When yeast consumes the malt sugars it does more than excrete ethanol and CO2. It creates a whole host of other compounds, some are intermediate as the sugars are broken down and will later be turned into ethanol, some will hang around as off flavors, like banana or cloves or even higher alcohols. Given time on the yeast cake that forms at the bottom of your fermenter, a lot of these compounds will be consumed by the yeast and broken down to more alcohol or something inoffensive. You can do a couple of things to reduce these compounds. Pitch the appropriate amount of yeast. To much or not enough will cause stresses on the yeast. The major one for me is temperature control. I find I don't get much off flavors if I start with cool wort, pretty close to the low end of the yeast's preferred range. It doesn't seem to hurt to chill the wort a little below that and let it warm up slowly.

 
Reply With Quote
Reply
Thread Tools
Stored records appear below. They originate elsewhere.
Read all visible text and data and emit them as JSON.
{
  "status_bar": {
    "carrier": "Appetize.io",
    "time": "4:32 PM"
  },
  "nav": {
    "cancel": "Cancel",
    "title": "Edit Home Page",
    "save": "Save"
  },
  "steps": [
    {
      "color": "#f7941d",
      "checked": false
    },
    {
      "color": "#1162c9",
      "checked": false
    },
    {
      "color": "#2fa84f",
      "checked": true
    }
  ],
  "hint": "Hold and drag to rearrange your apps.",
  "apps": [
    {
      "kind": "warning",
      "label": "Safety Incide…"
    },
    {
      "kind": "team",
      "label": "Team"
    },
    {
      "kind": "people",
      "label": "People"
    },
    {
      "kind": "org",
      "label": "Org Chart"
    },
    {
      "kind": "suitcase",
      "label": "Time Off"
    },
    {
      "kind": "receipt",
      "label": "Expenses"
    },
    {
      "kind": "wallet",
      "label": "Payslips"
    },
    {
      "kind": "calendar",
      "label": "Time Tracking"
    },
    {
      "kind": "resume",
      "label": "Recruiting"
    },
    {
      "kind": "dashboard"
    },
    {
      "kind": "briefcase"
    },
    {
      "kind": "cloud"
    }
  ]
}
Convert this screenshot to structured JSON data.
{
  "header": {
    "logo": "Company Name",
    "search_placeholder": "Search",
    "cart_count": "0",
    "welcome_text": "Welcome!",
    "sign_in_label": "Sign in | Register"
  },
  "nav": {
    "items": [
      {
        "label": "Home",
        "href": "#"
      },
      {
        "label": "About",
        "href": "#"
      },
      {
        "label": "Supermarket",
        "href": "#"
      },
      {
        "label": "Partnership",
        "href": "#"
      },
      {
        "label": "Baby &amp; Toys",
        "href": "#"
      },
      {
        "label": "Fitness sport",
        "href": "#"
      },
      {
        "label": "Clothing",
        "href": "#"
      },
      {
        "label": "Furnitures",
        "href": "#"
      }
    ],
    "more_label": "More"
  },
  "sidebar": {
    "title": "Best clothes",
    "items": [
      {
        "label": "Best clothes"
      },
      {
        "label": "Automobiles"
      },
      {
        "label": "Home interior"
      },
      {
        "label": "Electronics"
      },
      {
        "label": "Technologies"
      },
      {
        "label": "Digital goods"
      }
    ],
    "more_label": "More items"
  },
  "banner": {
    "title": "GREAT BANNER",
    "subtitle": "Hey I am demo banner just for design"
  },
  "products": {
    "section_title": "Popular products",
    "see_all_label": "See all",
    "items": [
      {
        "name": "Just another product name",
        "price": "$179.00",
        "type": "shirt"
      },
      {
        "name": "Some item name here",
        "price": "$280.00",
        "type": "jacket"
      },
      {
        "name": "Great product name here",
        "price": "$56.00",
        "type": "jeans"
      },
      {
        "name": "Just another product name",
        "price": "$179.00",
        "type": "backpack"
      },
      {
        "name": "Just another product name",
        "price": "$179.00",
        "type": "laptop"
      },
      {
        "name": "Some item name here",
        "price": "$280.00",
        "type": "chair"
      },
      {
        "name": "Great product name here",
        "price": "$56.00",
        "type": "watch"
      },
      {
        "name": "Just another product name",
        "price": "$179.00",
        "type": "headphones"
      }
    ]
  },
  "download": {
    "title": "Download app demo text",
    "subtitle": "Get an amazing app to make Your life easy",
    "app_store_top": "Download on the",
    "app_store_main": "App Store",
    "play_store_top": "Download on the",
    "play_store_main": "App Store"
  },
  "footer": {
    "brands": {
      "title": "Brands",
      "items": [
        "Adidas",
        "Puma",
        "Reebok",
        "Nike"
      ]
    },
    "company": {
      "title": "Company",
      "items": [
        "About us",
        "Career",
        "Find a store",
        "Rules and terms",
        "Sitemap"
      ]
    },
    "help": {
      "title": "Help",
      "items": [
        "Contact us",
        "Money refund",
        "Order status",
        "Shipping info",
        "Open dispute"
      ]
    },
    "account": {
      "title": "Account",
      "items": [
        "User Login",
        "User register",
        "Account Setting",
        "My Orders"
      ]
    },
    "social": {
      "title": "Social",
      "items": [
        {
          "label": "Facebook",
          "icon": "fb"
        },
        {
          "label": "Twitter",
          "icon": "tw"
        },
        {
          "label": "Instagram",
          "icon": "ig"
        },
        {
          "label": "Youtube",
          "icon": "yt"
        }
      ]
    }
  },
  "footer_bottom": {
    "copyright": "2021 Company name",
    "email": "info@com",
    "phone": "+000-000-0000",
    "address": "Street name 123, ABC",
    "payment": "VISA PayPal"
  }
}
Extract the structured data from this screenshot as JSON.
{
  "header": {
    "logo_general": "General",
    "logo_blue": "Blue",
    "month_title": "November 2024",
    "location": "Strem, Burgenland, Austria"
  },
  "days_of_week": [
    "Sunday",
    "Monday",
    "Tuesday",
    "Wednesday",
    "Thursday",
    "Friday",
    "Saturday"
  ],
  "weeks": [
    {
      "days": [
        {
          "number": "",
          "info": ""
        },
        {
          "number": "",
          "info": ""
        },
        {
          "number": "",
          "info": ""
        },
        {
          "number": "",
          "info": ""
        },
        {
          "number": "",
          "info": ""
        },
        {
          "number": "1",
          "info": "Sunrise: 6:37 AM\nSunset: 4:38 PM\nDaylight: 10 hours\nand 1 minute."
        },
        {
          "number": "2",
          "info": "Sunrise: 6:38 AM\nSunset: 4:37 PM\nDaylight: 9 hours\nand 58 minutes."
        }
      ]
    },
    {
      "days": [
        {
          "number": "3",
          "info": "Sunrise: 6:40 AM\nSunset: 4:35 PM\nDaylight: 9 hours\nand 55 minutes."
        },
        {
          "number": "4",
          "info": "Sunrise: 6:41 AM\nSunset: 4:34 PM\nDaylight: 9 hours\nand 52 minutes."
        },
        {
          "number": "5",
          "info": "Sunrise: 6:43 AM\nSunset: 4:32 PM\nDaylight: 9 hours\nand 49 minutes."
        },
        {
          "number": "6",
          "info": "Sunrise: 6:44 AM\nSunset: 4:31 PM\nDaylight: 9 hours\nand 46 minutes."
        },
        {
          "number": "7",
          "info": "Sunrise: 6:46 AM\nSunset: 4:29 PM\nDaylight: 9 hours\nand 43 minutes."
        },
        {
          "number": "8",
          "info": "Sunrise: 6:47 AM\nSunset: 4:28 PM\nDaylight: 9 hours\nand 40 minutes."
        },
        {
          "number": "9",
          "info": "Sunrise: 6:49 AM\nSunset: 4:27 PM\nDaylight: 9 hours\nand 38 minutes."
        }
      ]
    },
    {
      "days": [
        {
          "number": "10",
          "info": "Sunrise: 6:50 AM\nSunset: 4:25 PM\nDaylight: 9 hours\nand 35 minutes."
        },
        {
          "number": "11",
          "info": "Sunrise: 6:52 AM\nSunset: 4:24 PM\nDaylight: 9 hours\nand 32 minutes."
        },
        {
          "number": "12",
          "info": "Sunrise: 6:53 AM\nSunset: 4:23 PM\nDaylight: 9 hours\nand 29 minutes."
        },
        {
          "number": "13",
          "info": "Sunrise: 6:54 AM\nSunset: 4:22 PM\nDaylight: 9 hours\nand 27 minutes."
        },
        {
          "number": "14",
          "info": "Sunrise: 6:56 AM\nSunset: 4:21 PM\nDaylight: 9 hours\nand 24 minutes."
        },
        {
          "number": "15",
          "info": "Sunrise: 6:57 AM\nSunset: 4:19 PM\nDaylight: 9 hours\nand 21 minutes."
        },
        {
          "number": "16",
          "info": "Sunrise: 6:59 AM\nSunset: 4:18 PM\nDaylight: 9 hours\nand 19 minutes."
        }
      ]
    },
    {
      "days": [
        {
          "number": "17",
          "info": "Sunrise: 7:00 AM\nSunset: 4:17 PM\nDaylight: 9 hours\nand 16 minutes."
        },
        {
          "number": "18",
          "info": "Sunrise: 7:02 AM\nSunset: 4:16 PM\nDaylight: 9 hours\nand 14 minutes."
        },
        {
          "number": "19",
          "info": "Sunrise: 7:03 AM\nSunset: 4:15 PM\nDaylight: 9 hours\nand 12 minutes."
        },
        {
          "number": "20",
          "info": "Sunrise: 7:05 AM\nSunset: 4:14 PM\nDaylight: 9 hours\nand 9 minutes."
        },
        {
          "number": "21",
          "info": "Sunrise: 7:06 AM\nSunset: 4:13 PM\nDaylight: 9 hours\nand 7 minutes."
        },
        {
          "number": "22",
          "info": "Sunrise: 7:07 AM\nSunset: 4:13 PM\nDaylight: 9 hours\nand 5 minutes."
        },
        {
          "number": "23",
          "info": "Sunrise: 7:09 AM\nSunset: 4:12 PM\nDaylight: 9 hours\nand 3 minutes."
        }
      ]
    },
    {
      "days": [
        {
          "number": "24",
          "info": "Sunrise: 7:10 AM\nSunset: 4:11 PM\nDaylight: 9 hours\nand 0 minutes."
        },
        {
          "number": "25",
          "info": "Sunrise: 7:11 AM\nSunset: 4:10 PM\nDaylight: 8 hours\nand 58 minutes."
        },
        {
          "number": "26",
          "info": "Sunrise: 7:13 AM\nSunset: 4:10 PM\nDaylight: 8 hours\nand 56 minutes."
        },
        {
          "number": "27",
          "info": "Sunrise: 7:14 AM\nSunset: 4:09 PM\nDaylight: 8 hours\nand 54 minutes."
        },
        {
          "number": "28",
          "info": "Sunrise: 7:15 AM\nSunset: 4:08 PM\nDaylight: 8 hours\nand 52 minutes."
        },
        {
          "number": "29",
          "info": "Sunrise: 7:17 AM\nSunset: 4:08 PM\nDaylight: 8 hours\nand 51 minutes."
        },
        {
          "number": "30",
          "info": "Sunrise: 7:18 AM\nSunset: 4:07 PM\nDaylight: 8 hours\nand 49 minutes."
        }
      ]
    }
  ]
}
Similar Threads
Thread Thread Starter Forum Replies Last Post
Slow fermentation onset, then blowoff, then stuck fermentation onthedot Fermentation & Yeast 3 02-09-2013 02:46 AM
Lost too much yeast during fermentation? Stuck Fermentation, should i water down? aorloski Fermentation & Yeast 8 11-11-2012 01:45 AM
fermentation temp control after initial fermentation scottab Fermentation & Yeast 1 06-04-2012 04:24 PM
One step fermentation or two steps fermentation, that depend on? darkmastiff Beginners Beer Brewing Forum 6 06-30-2011 07:13 PM
Which is better? A fast, very active fermentation, or a slow steady fermentation? cerberus9 Beginners Beer Brewing Forum 6 09-24-2009 04:56 PM


Forum Jump